The most important point when using ground tree trimmings from an arborist’s truck is to make sure that the cuttings are not from a tree removed because of disease, oak root fungus, pine canker or so on. Only professional composters are capable of keeping compost hot enough to kill these pathogens. You don’t want diseased plant matter in your garden.

The most logical places for mulch are our grassy front yards and parkways. If you can afford it, there’s nothing prettier in these public spaces than redwood bark. For ornamental mulch, you want longevity. Redwood bark has a good three-year lifespan, five if your dog doesn’t eat it.

Jealous of the redwood industry’s corner on the garden market, recyclers Tierra Verde Industries in Irvine got into the mulch business by using excess lumber from housing starts, dyeing it as it went through the grinder so it looks like redwood chips.

When the city of San Diego took to colorizing building waste, its recycling program supervisor Stephen Grealy found that people liked the fake thing better than the real. “It stays red,” Grealy says. Real redwood turns silver.

A newish trend around business developments is for lurid shades. Colorized mulch may one day make this most elegant fix tawdry. But so far, mulch is the only thing that in a single day’s gardening can bring a forest-floor sweetness to even the most punishing urban situation.

Landscape maintenance advisor Howard Formby of Formby Design in Silver Lake calls mulching “the single most effective fix for any landscape.” He recently brought in three trucks of arborists clippings to dress barren medians in front of a South Central school before a May fair.

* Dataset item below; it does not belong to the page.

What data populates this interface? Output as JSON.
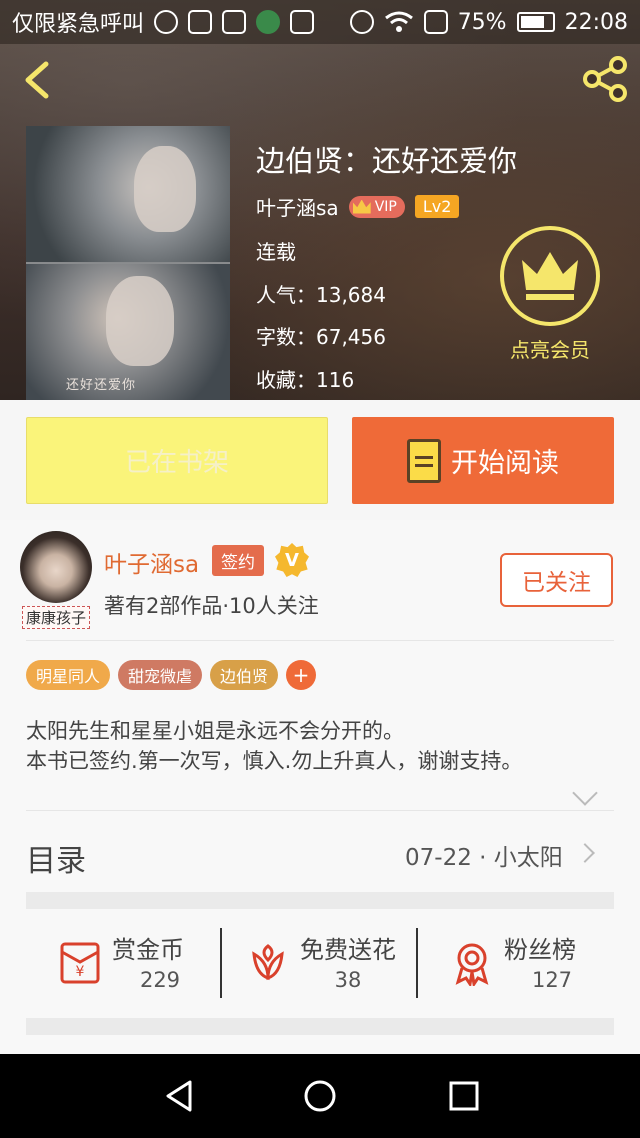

“It’s good for the trees, it’s good for the air,” he says. He pauses, then adds, “It makes it look loved.”

Times staff writer Emily Green can be reached at



Just lay it on thick

Mulch is the most important element to a healthy garden. It can be any soil dressing that conserves water, prevents erosion and controls temperature. Its depth doesn’t matter in planters. Elsewhere in the garden, spread it 3 inches deep except around the plant stem, an area best kept dry.

Street trees, shrubs: Use redwood bark or trimmings from arborists.

Vegetable gardens: Try composted manure, kitchen compost, aged grass clippings, leaf mold, straw or hay, or newspaper.

Paths and parkways: In lieu of lawn, consider gravel, stone mixes or wood chips.

Potted plants: Splurge on decorative covers such as cocoa mulch, gravel and colored glass.

Conifers, oaks, avocados and specimen trees: Let the needles or leaves build up.

Native sages: Las Pilitas nursery recommends redwood bark and green mulch. Contain spillage with stone.

Desert gardens: Gravel and stone.

City mulch: Giveaway sites of green and composted mulch open daily are in San Pedro at 1400 N. Gaffey St; in Lake View Terrace at 11950 Lopez Canyon Road; in Northridge on Wilbur Avenue, north of Parthenia Street, next to the Metrolink station; and in East Los Angeles at 2649 E. Washington Blvd. For home delivery of large quantities, call Kurt Reschke at (818) 834-5128 or go to

-- Emily Green